# Action item
Set the entries down once more, exactly as they are worded.

________________________

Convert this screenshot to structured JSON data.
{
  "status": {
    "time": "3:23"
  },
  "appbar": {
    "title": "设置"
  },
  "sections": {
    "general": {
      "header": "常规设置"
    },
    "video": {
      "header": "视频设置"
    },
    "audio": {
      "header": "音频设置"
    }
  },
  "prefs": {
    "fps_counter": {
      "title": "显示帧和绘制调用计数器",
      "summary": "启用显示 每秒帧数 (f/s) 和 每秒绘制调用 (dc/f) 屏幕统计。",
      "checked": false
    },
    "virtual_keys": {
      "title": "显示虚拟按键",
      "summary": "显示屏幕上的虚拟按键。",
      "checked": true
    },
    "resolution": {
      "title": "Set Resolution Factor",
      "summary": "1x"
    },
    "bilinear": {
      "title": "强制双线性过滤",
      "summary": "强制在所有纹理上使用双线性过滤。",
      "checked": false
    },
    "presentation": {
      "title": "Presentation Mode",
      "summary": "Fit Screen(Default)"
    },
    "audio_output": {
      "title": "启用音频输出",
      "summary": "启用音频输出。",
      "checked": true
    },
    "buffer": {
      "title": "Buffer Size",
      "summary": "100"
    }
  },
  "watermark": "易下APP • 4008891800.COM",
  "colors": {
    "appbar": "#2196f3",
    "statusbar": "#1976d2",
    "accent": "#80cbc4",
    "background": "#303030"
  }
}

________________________

# Result for this exercise
Convert this screenshot to structured JSON data.
{
  "status": {
    "time": "3:23"
  },
  "appbar": {
    "title": "设置"
  },
  "sections": {
    "general": {
      "header": "常规设置"
    },
    "video": {
      "header": "视频设置"
    },
    "audio": {
      "header": "音频设置"
    }
  },
  "prefs": {
    "fps_counter": {
      "title": "显示帧和绘制调用计数器",
      "summary": "启用显示 每秒帧数 (f/s) 和 每秒绘制调用 (dc/f) 屏幕统计。",
      "checked": false
    },
    "virtual_keys": {
      "title": "显示虚拟按键",
      "summary": "显示屏幕上的虚拟按键。",
      "checked": true
    },
    "resolution": {
      "title": "Set Resolution Factor",
      "summary": "1x"
    },
    "bilinear": {
      "title": "强制双线性过滤",
      "summary": "强制在所有纹理上使用双线性过滤。",
      "checked": false
    },
    "presentation": {
      "title": "Presentation Mode",
      "summary": "Fit Screen(Default)"
    },
    "audio_output": {
      "title": "启用音频输出",
      "summary": "启用音频输出。",
      "checked": true
    },
    "buffer": {
      "title": "Buffer Size",
      "summary": "100"
    }
  },
  "watermark": "易下APP • 4008891800.COM",
  "colors": {
    "appbar": "#2196f3",
    "statusbar": "#1976d2",
    "accent": "#80cbc4",
    "background": "#303030"
  }
}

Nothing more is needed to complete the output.